### What you are asked to do
Could you write out the whole listing exactly as it appears?
[[ Task inputs open ]]
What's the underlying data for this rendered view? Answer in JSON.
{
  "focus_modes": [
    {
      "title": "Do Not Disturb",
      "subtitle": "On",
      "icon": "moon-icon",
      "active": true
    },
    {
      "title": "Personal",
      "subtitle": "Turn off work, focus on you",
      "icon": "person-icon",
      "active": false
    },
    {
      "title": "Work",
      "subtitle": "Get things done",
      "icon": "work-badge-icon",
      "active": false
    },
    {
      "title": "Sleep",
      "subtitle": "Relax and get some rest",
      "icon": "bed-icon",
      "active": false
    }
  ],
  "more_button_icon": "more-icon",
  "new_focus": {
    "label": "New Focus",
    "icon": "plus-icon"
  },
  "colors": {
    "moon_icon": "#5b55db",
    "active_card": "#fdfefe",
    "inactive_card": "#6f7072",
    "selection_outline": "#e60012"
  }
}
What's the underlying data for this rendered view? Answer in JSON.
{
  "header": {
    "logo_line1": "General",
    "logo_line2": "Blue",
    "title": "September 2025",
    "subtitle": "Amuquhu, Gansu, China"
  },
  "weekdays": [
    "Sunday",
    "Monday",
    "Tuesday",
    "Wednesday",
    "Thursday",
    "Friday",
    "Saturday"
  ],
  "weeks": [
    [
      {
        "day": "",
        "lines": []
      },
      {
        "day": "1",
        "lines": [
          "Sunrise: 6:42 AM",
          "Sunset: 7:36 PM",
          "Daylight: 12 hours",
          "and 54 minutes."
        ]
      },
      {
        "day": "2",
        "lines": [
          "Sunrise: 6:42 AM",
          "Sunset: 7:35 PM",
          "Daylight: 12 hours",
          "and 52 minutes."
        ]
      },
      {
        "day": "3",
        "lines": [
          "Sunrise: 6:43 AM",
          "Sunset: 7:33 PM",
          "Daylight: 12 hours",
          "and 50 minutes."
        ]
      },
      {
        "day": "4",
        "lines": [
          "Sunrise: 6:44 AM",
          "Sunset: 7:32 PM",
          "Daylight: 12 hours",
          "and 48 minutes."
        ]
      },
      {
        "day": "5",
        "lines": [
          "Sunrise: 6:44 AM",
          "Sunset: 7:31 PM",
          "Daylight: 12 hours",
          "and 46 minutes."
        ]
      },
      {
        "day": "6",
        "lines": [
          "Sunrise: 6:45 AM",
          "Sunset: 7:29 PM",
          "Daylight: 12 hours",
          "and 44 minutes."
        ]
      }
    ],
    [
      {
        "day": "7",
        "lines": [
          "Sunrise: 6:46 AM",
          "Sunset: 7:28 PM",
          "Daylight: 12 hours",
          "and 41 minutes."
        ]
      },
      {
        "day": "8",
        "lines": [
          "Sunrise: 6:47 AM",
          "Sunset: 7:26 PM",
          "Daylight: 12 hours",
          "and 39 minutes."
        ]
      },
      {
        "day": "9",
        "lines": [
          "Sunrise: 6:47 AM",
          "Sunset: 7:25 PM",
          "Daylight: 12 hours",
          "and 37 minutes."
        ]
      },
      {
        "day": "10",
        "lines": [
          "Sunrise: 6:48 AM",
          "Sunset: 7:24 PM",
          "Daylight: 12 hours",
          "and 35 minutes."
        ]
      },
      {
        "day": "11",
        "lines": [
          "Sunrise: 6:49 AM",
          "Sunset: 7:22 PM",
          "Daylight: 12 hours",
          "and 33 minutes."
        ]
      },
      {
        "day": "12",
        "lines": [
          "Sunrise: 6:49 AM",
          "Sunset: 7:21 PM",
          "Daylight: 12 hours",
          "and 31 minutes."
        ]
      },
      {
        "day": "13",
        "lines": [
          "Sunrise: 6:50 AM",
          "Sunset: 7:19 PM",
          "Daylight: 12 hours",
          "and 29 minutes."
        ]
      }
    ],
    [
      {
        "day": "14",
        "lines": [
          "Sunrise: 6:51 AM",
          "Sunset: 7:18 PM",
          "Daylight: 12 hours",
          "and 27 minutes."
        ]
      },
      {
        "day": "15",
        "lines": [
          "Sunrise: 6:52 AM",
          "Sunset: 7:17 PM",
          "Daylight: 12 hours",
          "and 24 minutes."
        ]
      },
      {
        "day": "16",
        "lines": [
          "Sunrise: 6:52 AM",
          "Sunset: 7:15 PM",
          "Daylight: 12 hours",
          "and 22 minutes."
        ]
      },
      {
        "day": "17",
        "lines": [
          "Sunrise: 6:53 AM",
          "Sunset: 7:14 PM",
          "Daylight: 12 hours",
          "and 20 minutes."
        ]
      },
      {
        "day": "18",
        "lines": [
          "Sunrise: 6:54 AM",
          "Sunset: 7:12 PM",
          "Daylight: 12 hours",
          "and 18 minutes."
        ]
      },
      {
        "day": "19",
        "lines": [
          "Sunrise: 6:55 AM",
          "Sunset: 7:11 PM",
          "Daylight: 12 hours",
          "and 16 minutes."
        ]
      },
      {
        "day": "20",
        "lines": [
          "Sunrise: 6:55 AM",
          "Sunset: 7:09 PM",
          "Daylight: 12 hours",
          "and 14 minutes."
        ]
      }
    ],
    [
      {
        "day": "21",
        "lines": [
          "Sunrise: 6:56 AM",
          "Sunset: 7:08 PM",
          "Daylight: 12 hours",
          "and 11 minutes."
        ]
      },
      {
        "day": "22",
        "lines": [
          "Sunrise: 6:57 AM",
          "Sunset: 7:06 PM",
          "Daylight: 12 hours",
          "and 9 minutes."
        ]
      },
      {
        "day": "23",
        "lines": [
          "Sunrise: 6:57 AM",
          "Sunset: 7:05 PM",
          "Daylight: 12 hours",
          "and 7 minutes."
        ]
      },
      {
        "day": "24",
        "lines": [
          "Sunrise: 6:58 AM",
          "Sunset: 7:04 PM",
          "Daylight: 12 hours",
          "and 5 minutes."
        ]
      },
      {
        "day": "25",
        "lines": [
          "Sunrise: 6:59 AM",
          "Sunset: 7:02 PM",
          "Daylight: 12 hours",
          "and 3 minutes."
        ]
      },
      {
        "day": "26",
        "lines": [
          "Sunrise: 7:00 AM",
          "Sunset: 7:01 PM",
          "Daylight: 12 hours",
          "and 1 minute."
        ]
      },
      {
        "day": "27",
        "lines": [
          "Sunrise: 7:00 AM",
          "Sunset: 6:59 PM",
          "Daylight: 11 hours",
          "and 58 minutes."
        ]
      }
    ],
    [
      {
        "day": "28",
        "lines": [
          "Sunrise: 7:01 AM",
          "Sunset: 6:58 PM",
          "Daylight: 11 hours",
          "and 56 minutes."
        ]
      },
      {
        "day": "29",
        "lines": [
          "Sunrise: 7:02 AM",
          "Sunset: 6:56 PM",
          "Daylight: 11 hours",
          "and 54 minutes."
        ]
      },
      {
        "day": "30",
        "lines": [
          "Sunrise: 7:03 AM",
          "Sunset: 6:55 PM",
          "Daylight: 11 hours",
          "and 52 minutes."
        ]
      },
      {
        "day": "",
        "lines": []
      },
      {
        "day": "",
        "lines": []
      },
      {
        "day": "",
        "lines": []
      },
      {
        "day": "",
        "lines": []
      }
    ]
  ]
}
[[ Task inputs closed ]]
### Result
What's the underlying data for this rendered view? Answer in JSON.
{
  "focus_modes": [
    {
      "title": "Do Not Disturb",
      "subtitle": "On",
      "icon": "moon-icon",
      "active": true
    },
    {
      "title": "Personal",
      "subtitle": "Turn off work, focus on you",
      "icon": "person-icon",
      "active": false
    },
    {
      "title": "Work",
      "subtitle": "Get things done",
      "icon": "work-badge-icon",
      "active": false
    },
    {
      "title": "Sleep",
      "subtitle": "Relax and get some rest",
      "icon": "bed-icon",
      "active": false
    }
  ],
  "more_button_icon": "more-icon",
  "new_focus": {
    "label": "New Focus",
    "icon": "plus-icon"
  },
  "colors": {
    "moon_icon": "#5b55db",
    "active_card": "#fdfefe",
    "inactive_card": "#6f7072",
    "selection_outline": "#e60012"
  }
}
What's the underlying data for this rendered view? Answer in JSON.
{
  "header": {
    "logo_line1": "General",
    "logo_line2": "Blue",
    "title": "September 2025",
    "subtitle": "Amuquhu, Gansu, China"
  },
  "weekdays": [
    "Sunday",
    "Monday",
    "Tuesday",
    "Wednesday",
    "Thursday",
    "Friday",
    "Saturday"
  ],
  "weeks": [
    [
      {
        "day": "",
        "lines": []
      },
      {
        "day": "1",
        "lines": [
          "Sunrise: 6:42 AM",
          "Sunset: 7:36 PM",
          "Daylight: 12 hours",
          "and 54 minutes."
        ]
      },
      {
        "day": "2",
        "lines": [
          "Sunrise: 6:42 AM",
          "Sunset: 7:35 PM",
          "Daylight: 12 hours",
          "and 52 minutes."
        ]
      },
      {
        "day": "3",
        "lines": [
          "Sunrise: 6:43 AM",
          "Sunset: 7:33 PM",
          "Daylight: 12 hours",
          "and 50 minutes."
        ]
      },
      {
        "day": "4",
        "lines": [
          "Sunrise: 6:44 AM",
          "Sunset: 7:32 PM",
          "Daylight: 12 hours",
          "and 48 minutes."
        ]
      },
      {
        "day": "5",
        "lines": [
          "Sunrise: 6:44 AM",
          "Sunset: 7:31 PM",
          "Daylight: 12 hours",
          "and 46 minutes."
        ]
      },
      {
        "day": "6",
        "lines": [
          "Sunrise: 6:45 AM",
          "Sunset: 7:29 PM",
          "Daylight: 12 hours",
          "and 44 minutes."
        ]
      }
    ],
    [
      {
        "day": "7",
        "lines": [
          "Sunrise: 6:46 AM",
          "Sunset: 7:28 PM",
          "Daylight: 12 hours",
          "and 41 minutes."
        ]
      },
      {
        "day": "8",
        "lines": [
          "Sunrise: 6:47 AM",
          "Sunset: 7:26 PM",
          "Daylight: 12 hours",
          "and 39 minutes."
        ]
      },
      {
        "day": "9",
        "lines": [
          "Sunrise: 6:47 AM",
          "Sunset: 7:25 PM",
          "Daylight: 12 hours",
          "and 37 minutes."
        ]
      },
      {
        "day": "10",
        "lines": [
          "Sunrise: 6:48 AM",
          "Sunset: 7:24 PM",
          "Daylight: 12 hours",
          "and 35 minutes."
        ]
      },
      {
        "day": "11",
        "lines": [
          "Sunrise: 6:49 AM",
          "Sunset: 7:22 PM",
          "Daylight: 12 hours",
          "and 33 minutes."
        ]
      },
      {
        "day": "12",
        "lines": [
          "Sunrise: 6:49 AM",
          "Sunset: 7:21 PM",
          "Daylight: 12 hours",
          "and 31 minutes."
        ]
      },
      {
        "day": "13",
        "lines": [
          "Sunrise: 6:50 AM",
          "Sunset: 7:19 PM",
          "Daylight: 12 hours",
          "and 29 minutes."
        ]
      }
    ],
    [
      {
        "day": "14",
        "lines": [
          "Sunrise: 6:51 AM",
          "Sunset: 7:18 PM",
          "Daylight: 12 hours",
          "and 27 minutes."
        ]
      },
      {
        "day": "15",
        "lines": [
          "Sunrise: 6:52 AM",
          "Sunset: 7:17 PM",
          "Daylight: 12 hours",
          "and 24 minutes."
        ]
      },
      {
        "day": "16",
        "lines": [
          "Sunrise: 6:52 AM",
          "Sunset: 7:15 PM",
          "Daylight: 12 hours",
          "and 22 minutes."
        ]
      },
      {
        "day": "17",
        "lines": [
          "Sunrise: 6:53 AM",
          "Sunset: 7:14 PM",
          "Daylight: 12 hours",
          "and 20 minutes."
        ]
      },
      {
        "day": "18",
        "lines": [
          "Sunrise: 6:54 AM",
          "Sunset: 7:12 PM",
          "Daylight: 12 hours",
          "and 18 minutes."
        ]
      },
      {
        "day": "19",
        "lines": [
          "Sunrise: 6:55 AM",
          "Sunset: 7:11 PM",
          "Daylight: 12 hours",
          "and 16 minutes."
        ]
      },
      {
        "day": "20",
        "lines": [
          "Sunrise: 6:55 AM",
          "Sunset: 7:09 PM",
          "Daylight: 12 hours",
          "and 14 minutes."
        ]
      }
    ],
    [
      {
        "day": "21",
        "lines": [
          "Sunrise: 6:56 AM",
          "Sunset: 7:08 PM",
          "Daylight: 12 hours",
          "and 11 minutes."
        ]
      },
      {
        "day": "22",
        "lines": [
          "Sunrise: 6:57 AM",
          "Sunset: 7:06 PM",
          "Daylight: 12 hours",
          "and 9 minutes."
        ]
      },
      {
        "day": "23",
        "lines": [
          "Sunrise: 6:57 AM",
          "Sunset: 7:05 PM",
          "Daylight: 12 hours",
          "and 7 minutes."
        ]
      },
      {
        "day": "24",
        "lines": [
          "Sunrise: 6:58 AM",
          "Sunset: 7:04 PM",
          "Daylight: 12 hours",
          "and 5 minutes."
        ]
      },
      {
        "day": "25",
        "lines": [
          "Sunrise: 6:59 AM",
          "Sunset: 7:02 PM",
          "Daylight: 12 hours",
          "and 3 minutes."
        ]
      },
      {
        "day": "26",
        "lines": [
          "Sunrise: 7:00 AM",
          "Sunset: 7:01 PM",
          "Daylight: 12 hours",
          "and 1 minute."
        ]
      },
      {
        "day": "27",
        "lines": [
          "Sunrise: 7:00 AM",
          "Sunset: 6:59 PM",
          "Daylight: 11 hours",
          "and 58 minutes."
        ]
      }
    ],
    [
      {
        "day": "28",
        "lines": [
          "Sunrise: 7:01 AM",
          "Sunset: 6:58 PM",
          "Daylight: 11 hours",
          "and 56 minutes."
        ]
      },
      {
        "day": "29",
        "lines": [
          "Sunrise: 7:02 AM",
          "Sunset: 6:56 PM",
          "Daylight: 11 hours",
          "and 54 minutes."
        ]
      },
      {
        "day": "30",
        "lines": [
          "Sunrise: 7:03 AM",
          "Sunset: 6:55 PM",
          "Daylight: 11 hours",
          "and 52 minutes."
        ]
      },
      {
        "day": "",
        "lines": []
      },
      {
        "day": "",
        "lines": []
      },
      {
        "day": "",
        "lines": []
      },
      {
        "day": "",
        "lines": []
      }
    ]
  ]
}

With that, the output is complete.